(Data items)
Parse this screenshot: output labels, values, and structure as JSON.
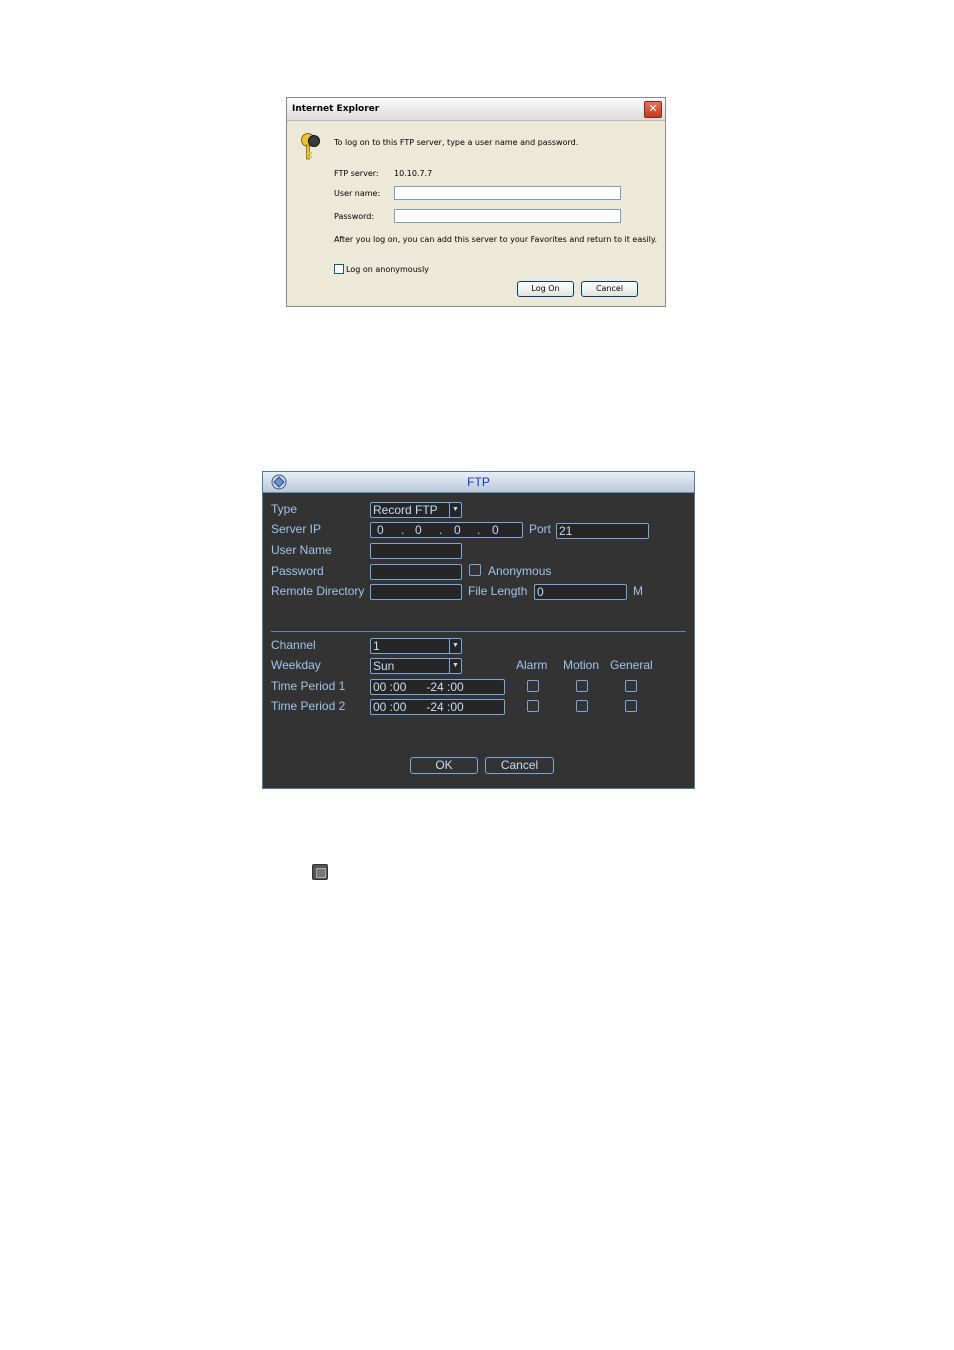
{
  "ie_dialog": {
    "title": "Internet Explorer",
    "close_glyph": "✕",
    "prompt": "To log on to this FTP server, type a user name and password.",
    "server_label": "FTP server:",
    "server_value": "10.10.7.7",
    "username_label": "User name:",
    "username_value": "",
    "password_label": "Password:",
    "password_value": "",
    "info": "After you log on, you can add this server to your Favorites and return to it easily.",
    "anonymous_label": "Log on anonymously",
    "anonymous_checked": false,
    "logon_button": "Log On",
    "cancel_button": "Cancel",
    "icon": "key-icon"
  },
  "ftp_panel": {
    "title": "FTP",
    "icon": "dvr-logo-icon",
    "type_label": "Type",
    "type_value": "Record FTP",
    "server_ip_label": "Server IP",
    "ip": [
      "0",
      "0",
      "0",
      "0"
    ],
    "ip_dot": ".",
    "port_label": "Port",
    "port_value": "21",
    "username_label": "User Name",
    "username_value": "",
    "password_label": "Password",
    "password_value": "",
    "anonymous_label": "Anonymous",
    "remote_dir_label": "Remote Directory",
    "remote_dir_value": "",
    "file_length_label": "File Length",
    "file_length_value": "0",
    "file_length_unit": "M",
    "channel_label": "Channel",
    "channel_value": "1",
    "weekday_label": "Weekday",
    "weekday_value": "Sun",
    "col_alarm": "Alarm",
    "col_motion": "Motion",
    "col_general": "General",
    "period1_label": "Time Period 1",
    "period1_value": "00 :00      -24 :00",
    "period2_label": "Time Period 2",
    "period2_value": "00 :00      -24 :00",
    "ok_button": "OK",
    "cancel_button": "Cancel",
    "dropdown_glyph": "▼"
  }
}
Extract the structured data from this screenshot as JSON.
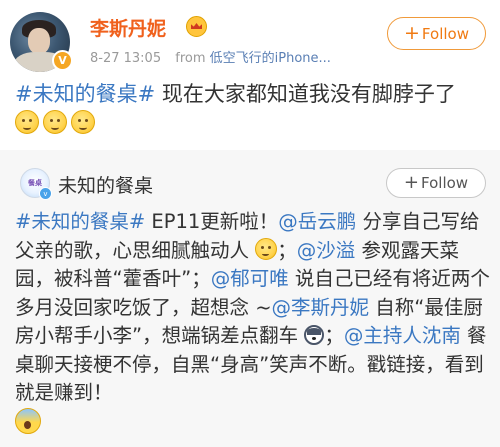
{
  "post": {
    "username": "李斯丹妮",
    "timestamp": "8-27 13:05",
    "source_prefix": "from",
    "source_device": "低空飞行的iPhone...",
    "follow_label": "Follow",
    "text_hashtag": "#未知的餐桌#",
    "text_body": " 现在大家都知道我没有脚脖子了",
    "emojis": [
      "smiley-icon",
      "smiley-icon",
      "smiley-icon"
    ]
  },
  "repost": {
    "username": "未知的餐桌",
    "avatar_text": "未知的餐桌",
    "follow_label": "Follow",
    "segments": {
      "s1": "#未知的餐桌#",
      "s2": " EP11更新啦！",
      "s3": "@岳云鹏",
      "s4": " 分享自己写给父亲的歌，心思细腻触动人",
      "s5": "；",
      "s6": "@沙溢",
      "s7": " 参观露天菜园，被科普“藿香叶”；",
      "s8": "@郁可唯",
      "s9": " 说自己已经有将近两个多月没回家吃饭了，超想念 ~",
      "s10": "@李斯丹妮",
      "s11": " 自称“最佳厨房小帮手小李”，想端锅差点翻车",
      "s12": "；",
      "s13": "@主持人沈南",
      "s14": " 餐桌聊天接梗不停，自黑“身高”笑声不断。戳链接，看到就是赚到！"
    }
  },
  "colors": {
    "username": "#f0611d",
    "link": "#3b78c2",
    "follow_orange": "#f07a12",
    "repost_bg": "#f7f7f7"
  }
}
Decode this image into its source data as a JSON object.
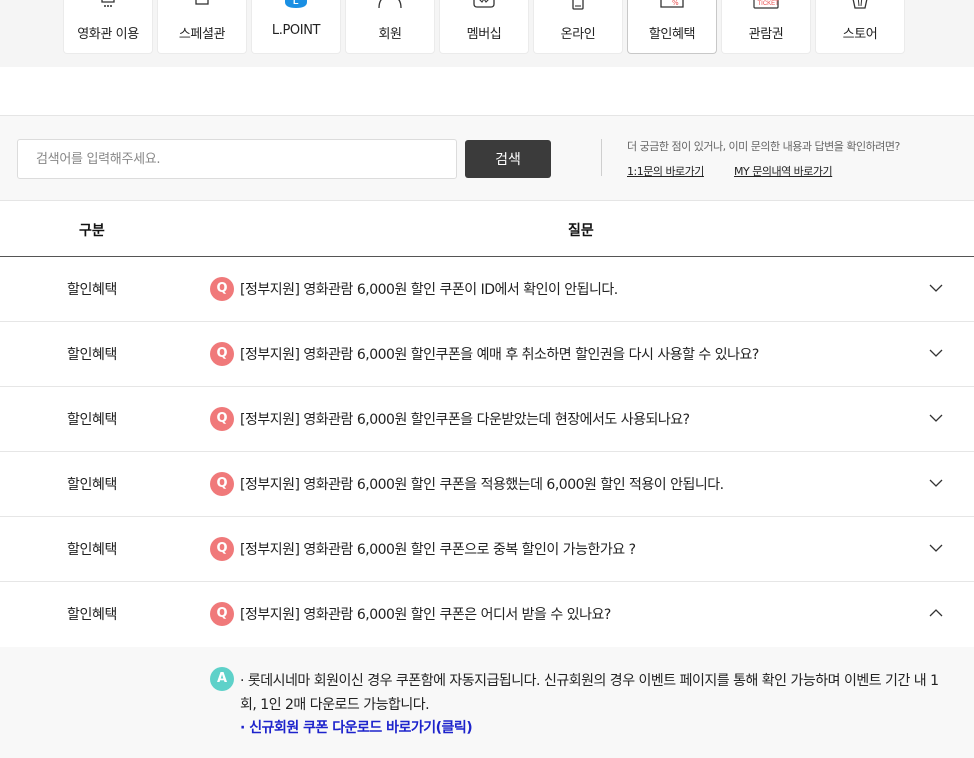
{
  "tabs": [
    {
      "label": "영화관 이용",
      "icon": "cinema-icon"
    },
    {
      "label": "스페셜관",
      "icon": "special-hall-icon"
    },
    {
      "label": "L.POINT",
      "icon": "lpoint-icon"
    },
    {
      "label": "회원",
      "icon": "member-icon"
    },
    {
      "label": "멤버십",
      "icon": "membership-icon"
    },
    {
      "label": "온라인",
      "icon": "mobile-icon"
    },
    {
      "label": "할인혜택",
      "icon": "discount-coupon-icon"
    },
    {
      "label": "관람권",
      "icon": "ticket-icon"
    },
    {
      "label": "스토어",
      "icon": "popcorn-icon"
    }
  ],
  "active_tab": "할인혜택",
  "ticket_icon_text": "TICKET",
  "search": {
    "placeholder": "검색어를 입력해주세요.",
    "button": "검색",
    "help_text": "더 궁금한 점이 있거나, 이미 문의한 내용과 답변을 확인하려면?",
    "link_inquiry": "1:1문의 바로가기",
    "link_my_inquiries": "MY 문의내역 바로가기"
  },
  "table": {
    "col_category": "구분",
    "col_question": "질문"
  },
  "faq": [
    {
      "category": "할인혜택",
      "badge": "Q",
      "question": "[정부지원] 영화관람 6,000원 할인 쿠폰이 ID에서 확인이 안됩니다.",
      "expanded": false
    },
    {
      "category": "할인혜택",
      "badge": "Q",
      "question": "[정부지원] 영화관람 6,000원 할인쿠폰을 예매 후 취소하면 할인권을 다시 사용할 수 있나요?",
      "expanded": false
    },
    {
      "category": "할인혜택",
      "badge": "Q",
      "question": "[정부지원] 영화관람 6,000원 할인쿠폰을 다운받았는데 현장에서도 사용되나요?",
      "expanded": false
    },
    {
      "category": "할인혜택",
      "badge": "Q",
      "question": "[정부지원] 영화관람 6,000원 할인 쿠폰을 적용했는데 6,000원 할인 적용이 안됩니다.",
      "expanded": false
    },
    {
      "category": "할인혜택",
      "badge": "Q",
      "question": "[정부지원] 영화관람 6,000원 할인 쿠폰으로 중복 할인이 가능한가요 ?",
      "expanded": false
    },
    {
      "category": "할인혜택",
      "badge": "Q",
      "question": "[정부지원] 영화관람 6,000원 할인 쿠폰은 어디서 받을 수 있나요?",
      "expanded": true
    }
  ],
  "answer": {
    "badge": "A",
    "text": "· 롯데시네마 회원이신 경우 쿠폰함에 자동지급됩니다. 신규회원의 경우 이벤트 페이지를 통해 확인 가능하며 이벤트 기간 내 1회, 1인 2매 다운로드 가능합니다.",
    "link": "· 신규회원 쿠폰 다운로드 바로가기(클릭)"
  },
  "colors": {
    "q_badge": "#f0797a",
    "a_badge": "#5ed1c9",
    "search_button": "#3b3b3b",
    "answer_link": "#1d23cc",
    "lpoint_blue": "#1a8fe3"
  }
}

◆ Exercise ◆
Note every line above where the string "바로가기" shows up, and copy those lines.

◆ Response area ◆
    "link_inquiry": "1:1문의 바로가기",
    "link_my_inquiries": "MY 문의내역 바로가기"
    "link": "· 신규회원 쿠폰 다운로드 바로가기(클릭)"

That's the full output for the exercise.